Entries from a dataset of interfaces:
Segment Open
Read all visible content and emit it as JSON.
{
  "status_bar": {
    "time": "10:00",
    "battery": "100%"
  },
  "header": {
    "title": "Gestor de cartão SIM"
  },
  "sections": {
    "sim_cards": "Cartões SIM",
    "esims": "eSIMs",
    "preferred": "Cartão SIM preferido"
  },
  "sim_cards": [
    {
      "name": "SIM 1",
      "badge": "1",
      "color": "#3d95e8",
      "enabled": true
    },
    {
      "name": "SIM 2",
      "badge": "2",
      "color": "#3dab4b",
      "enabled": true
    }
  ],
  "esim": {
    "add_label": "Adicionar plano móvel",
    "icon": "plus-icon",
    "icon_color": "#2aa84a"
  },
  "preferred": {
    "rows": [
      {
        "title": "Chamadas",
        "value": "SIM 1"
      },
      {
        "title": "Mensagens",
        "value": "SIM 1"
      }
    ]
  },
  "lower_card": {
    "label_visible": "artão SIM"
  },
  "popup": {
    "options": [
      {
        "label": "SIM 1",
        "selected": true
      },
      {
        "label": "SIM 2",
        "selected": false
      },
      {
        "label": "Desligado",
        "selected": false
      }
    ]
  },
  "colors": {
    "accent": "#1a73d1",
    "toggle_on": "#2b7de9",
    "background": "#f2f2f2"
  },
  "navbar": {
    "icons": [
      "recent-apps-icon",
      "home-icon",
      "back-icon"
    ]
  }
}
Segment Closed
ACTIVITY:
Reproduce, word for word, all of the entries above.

RESPONSE TO THE TASK:
Read all visible content and emit it as JSON.
{
  "status_bar": {
    "time": "10:00",
    "battery": "100%"
  },
  "header": {
    "title": "Gestor de cartão SIM"
  },
  "sections": {
    "sim_cards": "Cartões SIM",
    "esims": "eSIMs",
    "preferred": "Cartão SIM preferido"
  },
  "sim_cards": [
    {
      "name": "SIM 1",
      "badge": "1",
      "color": "#3d95e8",
      "enabled": true
    },
    {
      "name": "SIM 2",
      "badge": "2",
      "color": "#3dab4b",
      "enabled": true
    }
  ],
  "esim": {
    "add_label": "Adicionar plano móvel",
    "icon": "plus-icon",
    "icon_color": "#2aa84a"
  },
  "preferred": {
    "rows": [
      {
        "title": "Chamadas",
        "value": "SIM 1"
      },
      {
        "title": "Mensagens",
        "value": "SIM 1"
      }
    ]
  },
  "lower_card": {
    "label_visible": "artão SIM"
  },
  "popup": {
    "options": [
      {
        "label": "SIM 1",
        "selected": true
      },
      {
        "label": "SIM 2",
        "selected": false
      },
      {
        "label": "Desligado",
        "selected": false
      }
    ]
  },
  "colors": {
    "accent": "#1a73d1",
    "toggle_on": "#2b7de9",
    "background": "#f2f2f2"
  },
  "navbar": {
    "icons": [
      "recent-apps-icon",
      "home-icon",
      "back-icon"
    ]
  }
}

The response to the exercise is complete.